_Description of the task_: If a line of the records holds the word "kind", copy it out.

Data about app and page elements

====

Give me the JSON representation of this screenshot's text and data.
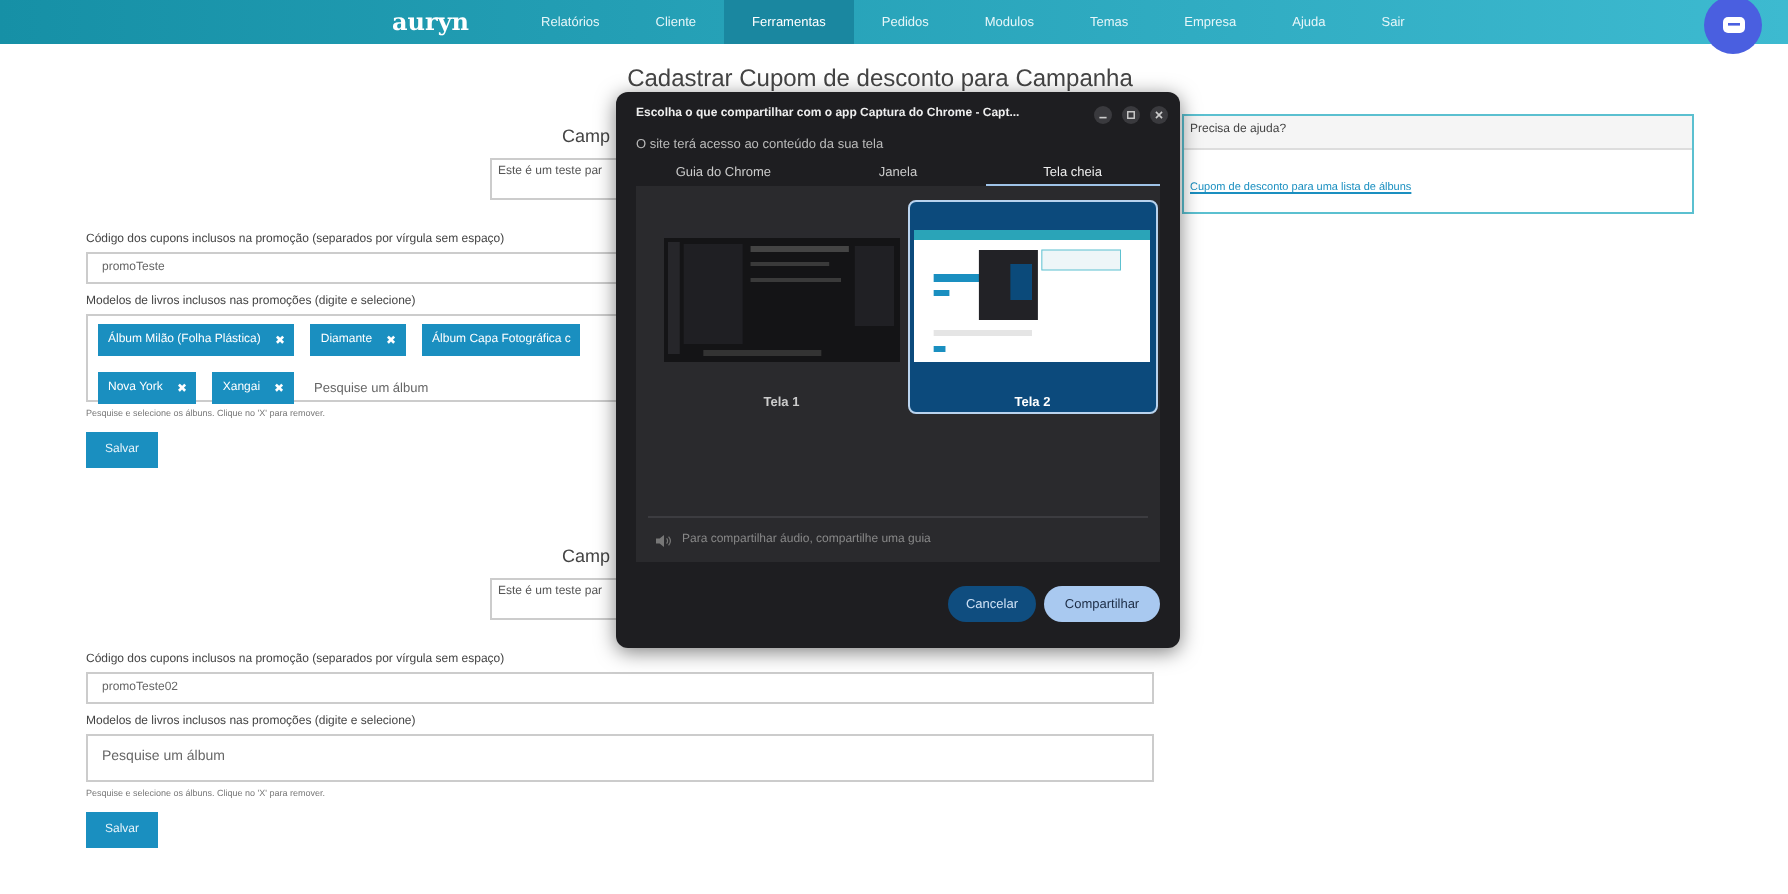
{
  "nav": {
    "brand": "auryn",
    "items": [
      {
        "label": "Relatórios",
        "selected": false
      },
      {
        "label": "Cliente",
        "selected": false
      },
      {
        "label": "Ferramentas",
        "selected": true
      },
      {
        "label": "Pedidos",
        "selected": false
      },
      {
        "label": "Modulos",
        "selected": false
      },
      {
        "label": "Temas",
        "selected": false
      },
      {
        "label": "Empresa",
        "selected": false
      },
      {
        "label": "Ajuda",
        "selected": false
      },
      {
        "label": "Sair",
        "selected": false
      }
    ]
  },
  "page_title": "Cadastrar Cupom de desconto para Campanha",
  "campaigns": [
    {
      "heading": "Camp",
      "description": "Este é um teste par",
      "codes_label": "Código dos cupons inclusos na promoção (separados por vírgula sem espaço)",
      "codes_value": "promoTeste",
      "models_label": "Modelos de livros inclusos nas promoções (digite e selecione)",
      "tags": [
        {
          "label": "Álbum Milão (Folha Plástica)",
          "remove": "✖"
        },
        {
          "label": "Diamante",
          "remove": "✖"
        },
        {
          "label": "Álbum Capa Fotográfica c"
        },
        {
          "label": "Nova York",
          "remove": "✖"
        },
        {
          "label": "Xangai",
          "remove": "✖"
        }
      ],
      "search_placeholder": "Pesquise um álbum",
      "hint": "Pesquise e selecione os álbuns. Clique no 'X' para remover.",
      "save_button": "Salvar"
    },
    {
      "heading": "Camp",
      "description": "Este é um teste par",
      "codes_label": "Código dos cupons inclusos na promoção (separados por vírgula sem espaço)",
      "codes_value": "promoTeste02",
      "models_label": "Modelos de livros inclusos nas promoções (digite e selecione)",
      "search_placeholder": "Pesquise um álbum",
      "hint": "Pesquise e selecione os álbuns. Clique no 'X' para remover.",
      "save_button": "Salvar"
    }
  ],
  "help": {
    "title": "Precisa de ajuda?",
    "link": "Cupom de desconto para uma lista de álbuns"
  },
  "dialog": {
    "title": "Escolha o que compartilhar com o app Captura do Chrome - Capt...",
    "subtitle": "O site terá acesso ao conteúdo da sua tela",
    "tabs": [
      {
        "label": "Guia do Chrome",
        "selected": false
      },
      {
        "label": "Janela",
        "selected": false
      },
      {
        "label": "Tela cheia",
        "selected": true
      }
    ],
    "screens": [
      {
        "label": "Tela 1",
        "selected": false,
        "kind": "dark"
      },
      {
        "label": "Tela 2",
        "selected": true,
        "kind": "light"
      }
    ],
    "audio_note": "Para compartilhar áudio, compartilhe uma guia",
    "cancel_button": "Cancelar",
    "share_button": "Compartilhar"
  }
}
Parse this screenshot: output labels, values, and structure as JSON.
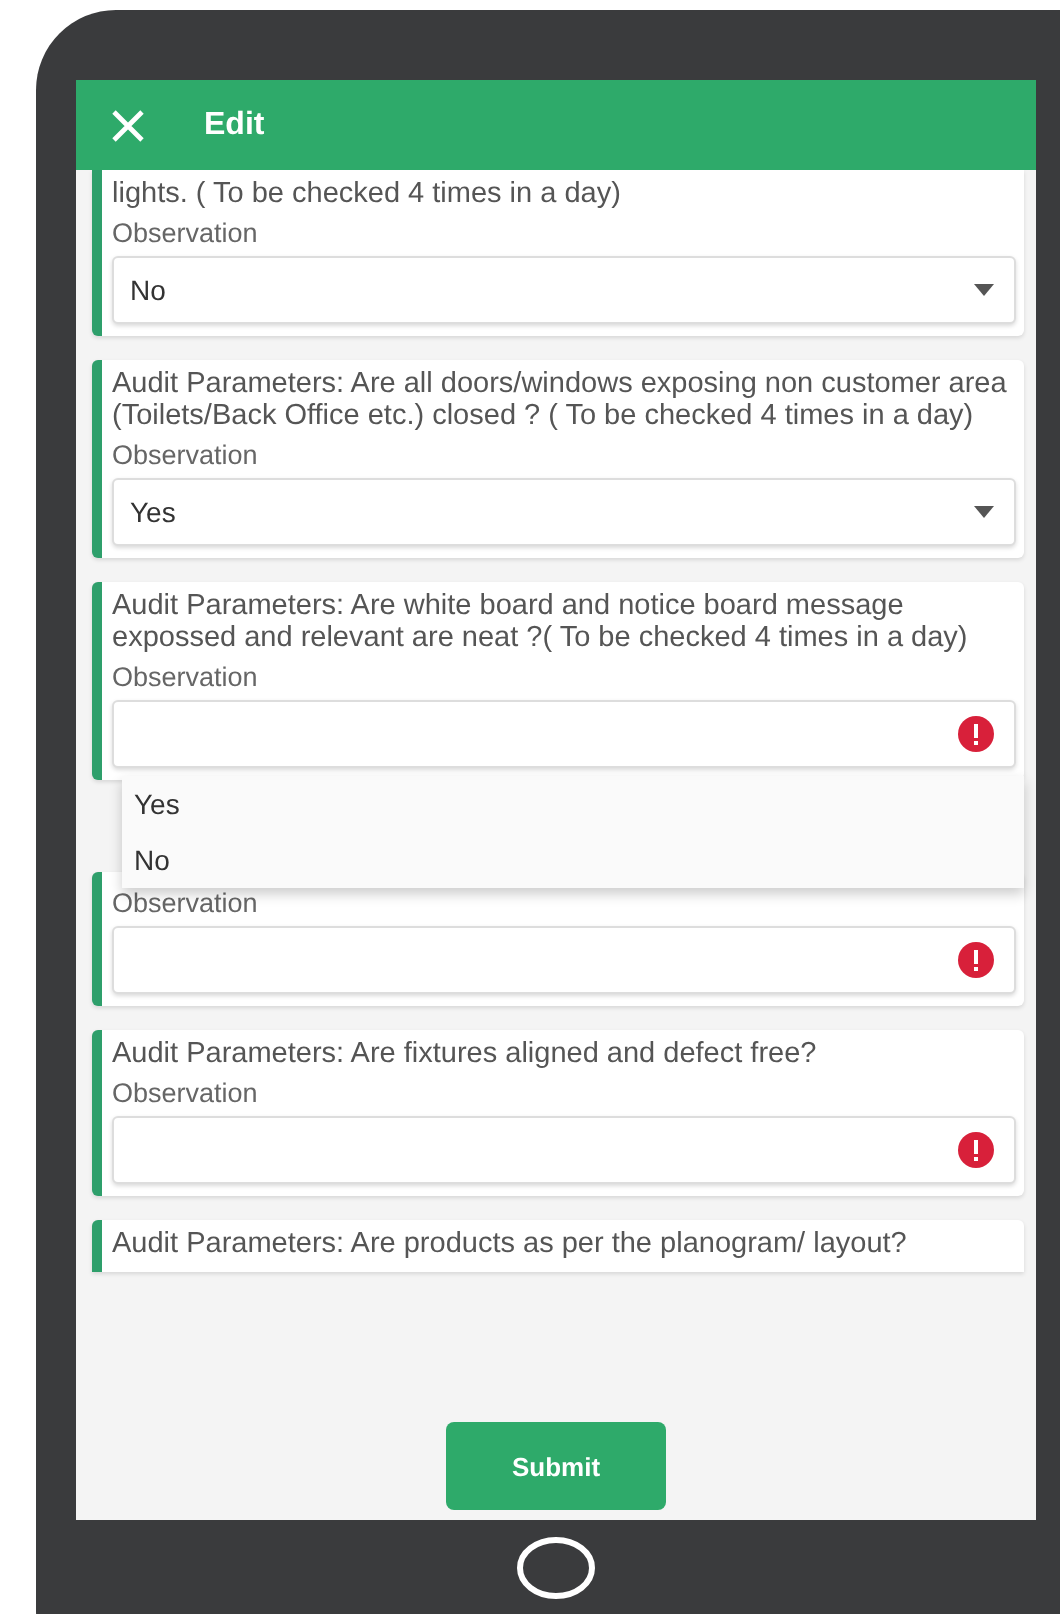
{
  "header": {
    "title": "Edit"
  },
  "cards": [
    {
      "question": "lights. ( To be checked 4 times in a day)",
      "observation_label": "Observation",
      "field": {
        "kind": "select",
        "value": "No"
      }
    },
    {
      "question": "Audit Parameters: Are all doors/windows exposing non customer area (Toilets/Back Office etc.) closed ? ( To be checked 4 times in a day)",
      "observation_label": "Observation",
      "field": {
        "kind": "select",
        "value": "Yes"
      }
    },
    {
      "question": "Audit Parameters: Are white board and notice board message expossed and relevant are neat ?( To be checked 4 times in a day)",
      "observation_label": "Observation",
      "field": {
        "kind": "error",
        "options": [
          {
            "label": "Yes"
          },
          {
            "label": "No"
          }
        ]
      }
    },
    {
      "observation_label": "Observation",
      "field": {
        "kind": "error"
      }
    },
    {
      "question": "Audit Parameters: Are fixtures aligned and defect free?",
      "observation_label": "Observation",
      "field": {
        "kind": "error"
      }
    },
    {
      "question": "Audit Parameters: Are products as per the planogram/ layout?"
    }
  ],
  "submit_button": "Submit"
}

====

_Written answer_:
        "kind": "dark"
        "kind": "light"
        "kind": "select",
        "kind": "select",
        "kind": "error",
        "kind": "error"
        "kind": "error"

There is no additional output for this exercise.